Given data: Begin

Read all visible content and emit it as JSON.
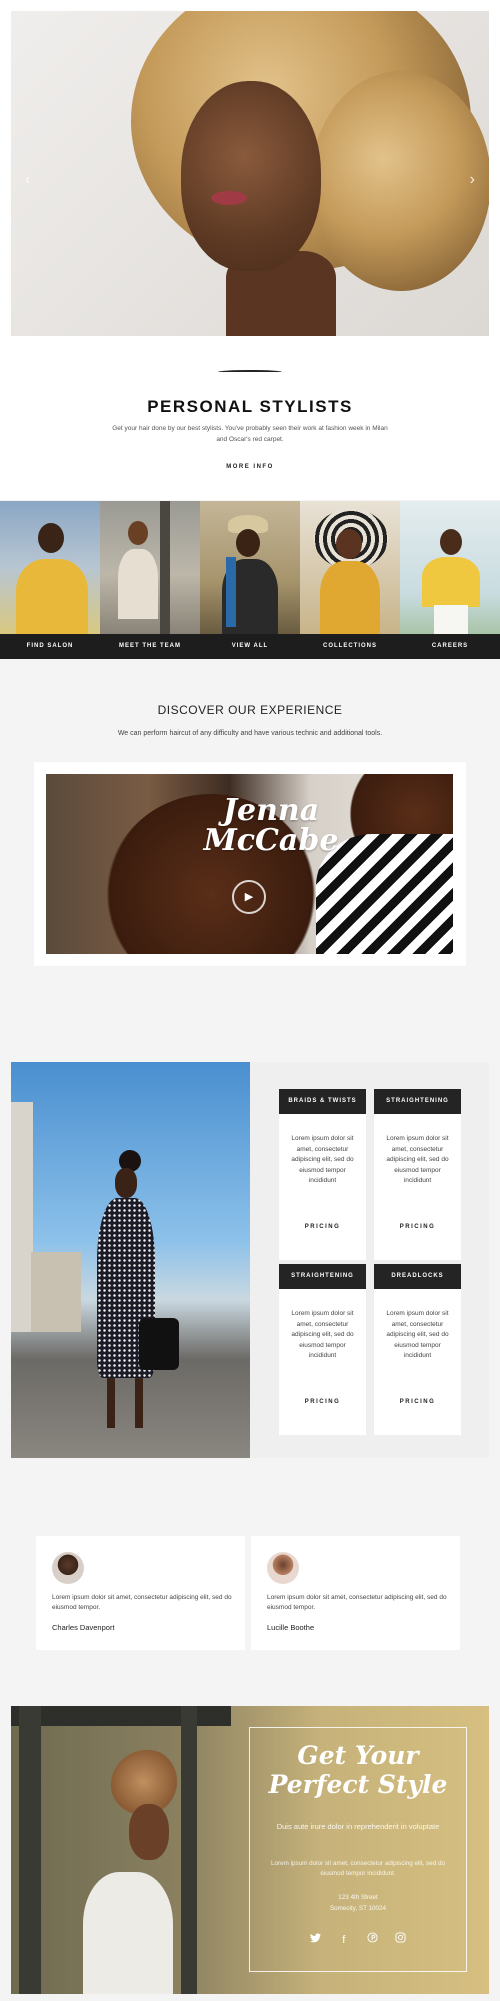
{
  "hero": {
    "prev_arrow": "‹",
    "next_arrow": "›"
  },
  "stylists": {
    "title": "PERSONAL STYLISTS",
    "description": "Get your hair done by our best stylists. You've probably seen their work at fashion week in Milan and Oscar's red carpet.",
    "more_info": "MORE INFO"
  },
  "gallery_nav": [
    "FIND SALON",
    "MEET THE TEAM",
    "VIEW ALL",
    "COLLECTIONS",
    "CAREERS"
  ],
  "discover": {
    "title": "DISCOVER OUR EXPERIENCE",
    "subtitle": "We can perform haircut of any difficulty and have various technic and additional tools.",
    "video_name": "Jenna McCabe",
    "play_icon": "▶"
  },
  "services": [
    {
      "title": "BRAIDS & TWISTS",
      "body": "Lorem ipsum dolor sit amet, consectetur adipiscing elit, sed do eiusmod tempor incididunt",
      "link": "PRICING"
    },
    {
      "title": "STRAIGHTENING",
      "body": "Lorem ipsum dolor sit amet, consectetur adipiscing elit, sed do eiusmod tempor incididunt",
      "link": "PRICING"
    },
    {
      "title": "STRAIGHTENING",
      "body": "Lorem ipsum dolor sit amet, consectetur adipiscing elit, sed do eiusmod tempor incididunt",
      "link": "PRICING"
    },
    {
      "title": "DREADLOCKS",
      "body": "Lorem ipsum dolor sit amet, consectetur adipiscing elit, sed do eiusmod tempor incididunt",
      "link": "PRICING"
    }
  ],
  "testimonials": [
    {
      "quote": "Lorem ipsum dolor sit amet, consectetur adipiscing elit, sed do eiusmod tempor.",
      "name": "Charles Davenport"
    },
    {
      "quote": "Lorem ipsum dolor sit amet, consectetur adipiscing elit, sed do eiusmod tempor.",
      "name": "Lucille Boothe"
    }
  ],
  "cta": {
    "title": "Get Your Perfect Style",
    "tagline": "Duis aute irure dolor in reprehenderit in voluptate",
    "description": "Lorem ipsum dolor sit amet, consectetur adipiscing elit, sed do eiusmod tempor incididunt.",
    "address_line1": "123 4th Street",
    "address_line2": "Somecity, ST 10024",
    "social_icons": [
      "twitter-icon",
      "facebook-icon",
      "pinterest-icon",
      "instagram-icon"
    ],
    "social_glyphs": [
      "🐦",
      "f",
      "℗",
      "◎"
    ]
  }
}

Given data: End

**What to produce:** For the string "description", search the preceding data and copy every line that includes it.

**Your solution:**
    "description": "Get your hair done by our best stylists. You've probably seen their work at fashion week in Milan and Oscar's red carpet.",
    "description": "Lorem ipsum dolor sit amet, consectetur adipiscing elit, sed do eiusmod tempor incididunt.",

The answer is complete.